Each person has different inner talents

by Uday Chatterjee

 

Babaji spoke repeatedly about karma yoga and serving humanity in a selfless way. For me it is one of the paths of achieving salvation in this life. Babaji would make his disciples do very ordinary menial work, like clean toilets and carrying stones. It helps you to lose your ego, and Babaji also taught that while you did this menial work you have to be simultaneously and constantly in contact with the higher level. That means you have to be constantly in meditation or chanting. It is not the work that makes you big or small; it is the quality of your inner spiritual practice. Baba gave a lot of respect to this idea of doing selfless service in which no ego was involved. I personally like to do things which make me humble, whatever is the work.

 

Each person has different inner talents. To serve humanity you have to see in what way you can contribute, in a way that it becomes maximum benefit to the maximum number of people. In Hindi: ‘Bahujan Hitai Bahujan Sukhai’  is a part of our ancient ethos which says that the objective of society should be to bring wellness and happiness to the world. It is a very egalitarian, humane and inclusive philosophy.

 

So each person has to find his mission based on the talent he or she has. It’s not that each person has to do the same work. Some people have a talent for cooking, so if they are in an Ashram they can cook for everybody. Some people have a talent for carpentry or painting. Other people are talented speakers, able to spread the word of Babaji. So in one form or another, in all of these small but important ways, they should take up these tasks of service.

 

Q: So what are your talents and service ?
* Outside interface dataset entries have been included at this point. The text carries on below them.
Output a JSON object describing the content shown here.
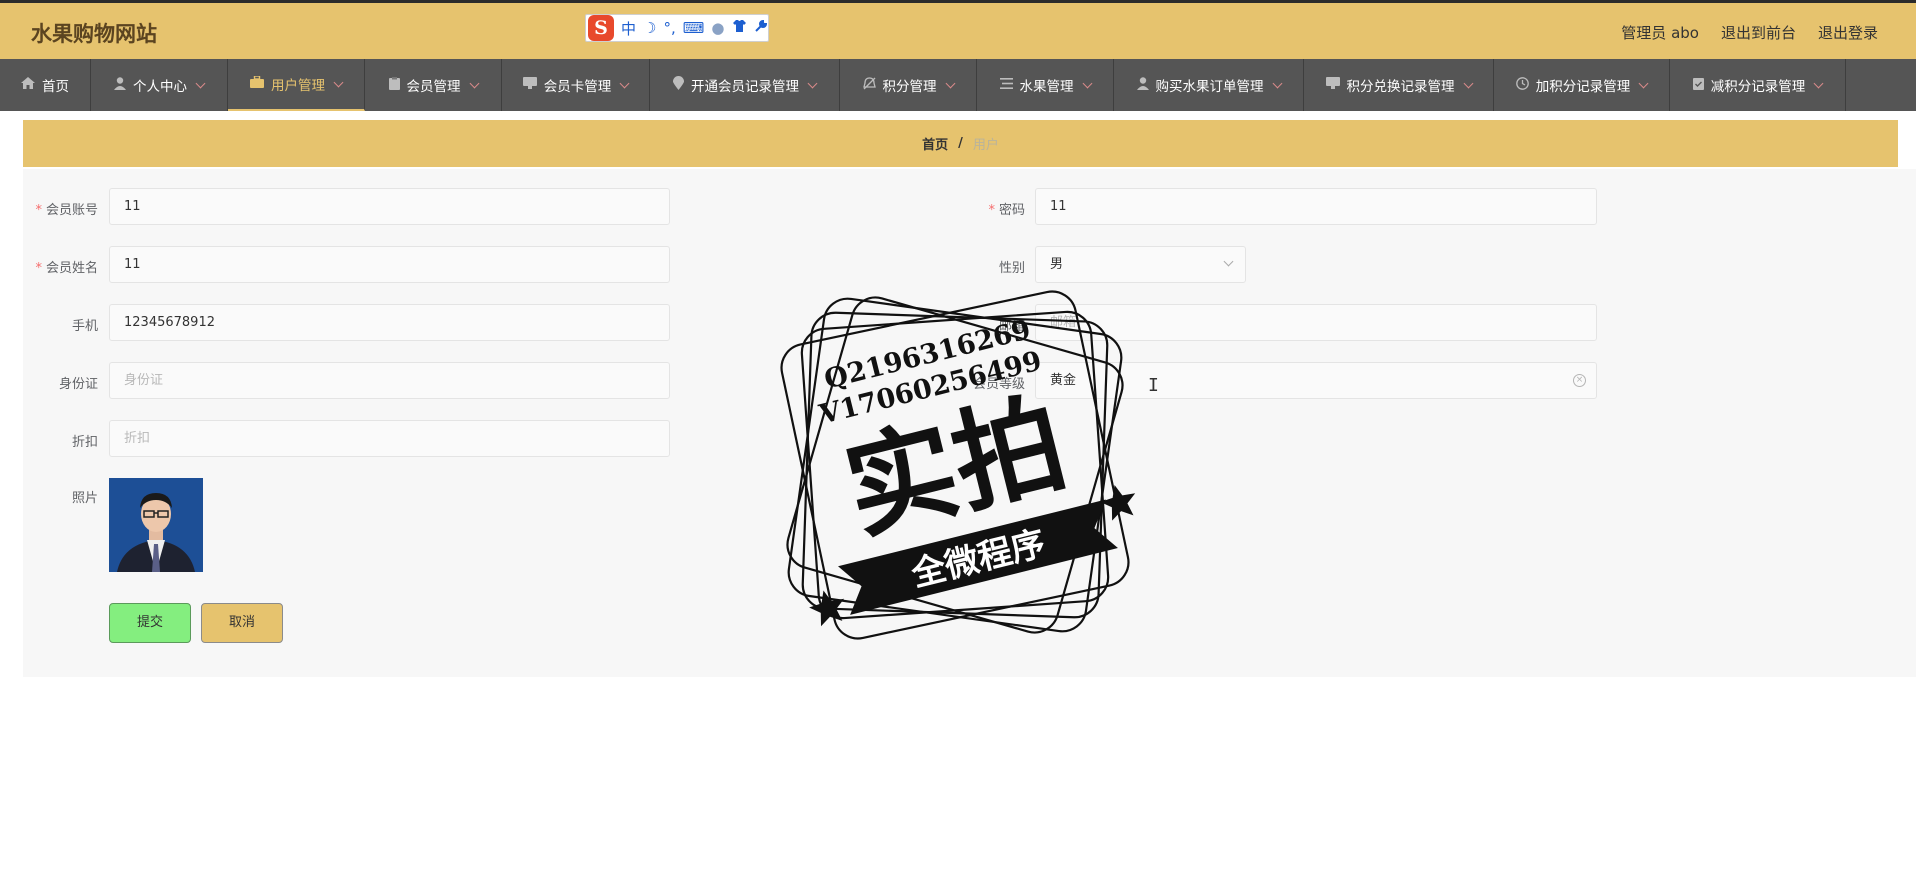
{
  "header": {
    "brand": "水果购物网站",
    "ime": {
      "logo": "S",
      "mode": "中",
      "moon": "☽",
      "punct": "°,",
      "keyboard": "⌨",
      "user": "●",
      "skin": "👕",
      "tools": "🔧"
    },
    "links": [
      "管理员 abo",
      "退出到前台",
      "退出登录"
    ]
  },
  "nav": {
    "items": [
      {
        "label": "首页",
        "icon": "home-icon",
        "active": false,
        "dropdown": false
      },
      {
        "label": "个人中心",
        "icon": "user-icon",
        "active": false,
        "dropdown": true
      },
      {
        "label": "用户管理",
        "icon": "briefcase-icon",
        "active": true,
        "dropdown": true
      },
      {
        "label": "会员管理",
        "icon": "clipboard-icon",
        "active": false,
        "dropdown": true
      },
      {
        "label": "会员卡管理",
        "icon": "monitor-icon",
        "active": false,
        "dropdown": true
      },
      {
        "label": "开通会员记录管理",
        "icon": "location-icon",
        "active": false,
        "dropdown": true
      },
      {
        "label": "积分管理",
        "icon": "bell-off-icon",
        "active": false,
        "dropdown": true
      },
      {
        "label": "水果管理",
        "icon": "list-icon",
        "active": false,
        "dropdown": true
      },
      {
        "label": "购买水果订单管理",
        "icon": "user-icon",
        "active": false,
        "dropdown": true
      },
      {
        "label": "积分兑换记录管理",
        "icon": "monitor-icon",
        "active": false,
        "dropdown": true
      },
      {
        "label": "加积分记录管理",
        "icon": "clock-icon",
        "active": false,
        "dropdown": true
      },
      {
        "label": "减积分记录管理",
        "icon": "clipboard-check-icon",
        "active": false,
        "dropdown": true
      }
    ]
  },
  "breadcrumb": {
    "home": "首页",
    "sep": "/",
    "current": "用户"
  },
  "form": {
    "account": {
      "label": "会员账号",
      "required": true,
      "value": "11"
    },
    "password": {
      "label": "密码",
      "required": true,
      "value": "11"
    },
    "name": {
      "label": "会员姓名",
      "required": true,
      "value": "11"
    },
    "gender": {
      "label": "性别",
      "value": "男"
    },
    "phone": {
      "label": "手机",
      "value": "12345678912"
    },
    "email": {
      "label": "邮箱",
      "placeholder": "邮箱"
    },
    "idcard": {
      "label": "身份证",
      "placeholder": "身份证"
    },
    "level": {
      "label": "会员等级",
      "value": "黄金"
    },
    "discount": {
      "label": "折扣",
      "placeholder": "折扣"
    },
    "photo": {
      "label": "照片"
    },
    "submit": "提交",
    "cancel": "取消"
  },
  "watermark": {
    "line1": "Q2196316269",
    "line2": "V17060256499",
    "big": "实拍",
    "ribbon": "全微程序"
  },
  "colors": {
    "accent": "#e6c36e",
    "nav_bg": "#555555",
    "submit": "#84ee7f"
  }
}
A: Well, I am always looking to how I can bring diverse people together with different talents and help them contribute to Babaji’s family or to the larger society.  For instance in the past few months an inspiration came to me that there are many young girls in these areas around Babaji’s Ashrams in Chilianaula and in Haidakhan, who don’t have enough money to pursue education or they are deprived of nutrition. So I spoke to a few people and they understood my vision. Through this effort the Samaj has been able to collect 80,000 US dollars. That’s a huge sum by any standard; it was donated by one of our devotees to start a fund for this philanthropic activity.  So, we are starting this new “GIRL CHILD PROJECT, and I have hopes it will become a very big project for the community around Babaji’s two major Ashrams. Later on it will go to helping set up special girl’s schools. We will also give help in nutrition and medicine, etc. to girls around this area, and at least a couple of girls will get a scholarship to start with on the inauguration of this Project. At some point in the near future it will cover as many as 200 girls in this area, and many of them will be the children of some of the poor staff working here at Babaji’s Ashram.

 

In the same way I have a few other projects in mind and hopefully, after we have launched this project, we will be able to take up those projects. So in my case, I put together an idea and then conceive how it can be funded and then launch it and encourage a team to implement it. Once this project is launched, it will be run entirely by some women devotees of the Ashrams, so the Samaj will help set up the funding but it will be run entirely by these women, so that we are free to take up more and new projects.   I also have for many years another project that is to take fruit and vegetables which are grown in these hill regions and dehydrate and preserve them and then find more lucrative market opportunities for the people who live here.

 

Q: How did you get this idea for the Girl Child Project ?

A: Well, traditionally in all agrarian societies, especially including India, China, etc. which were predominantly agrarian, in them a boy had a more predominant place in the family and girls were secondary. Also because a girl was not seen as a resource whereas a boy was a resource, he went to work in the farm, he was a farm hand for the father, and the girl would eventually get married and move on. So somehow that started a chain of discrimination in parts of Indian society. Girls still suffer from malnutrition and lack of opportunity in pursuing education, because people in these areas are economically very, very poor.   We honour the Divine Feminine during the nine days of Navaratri: Jagadamba. It just felt right that we give that honour to the feminine in our day to day living as well.

Comments are closed.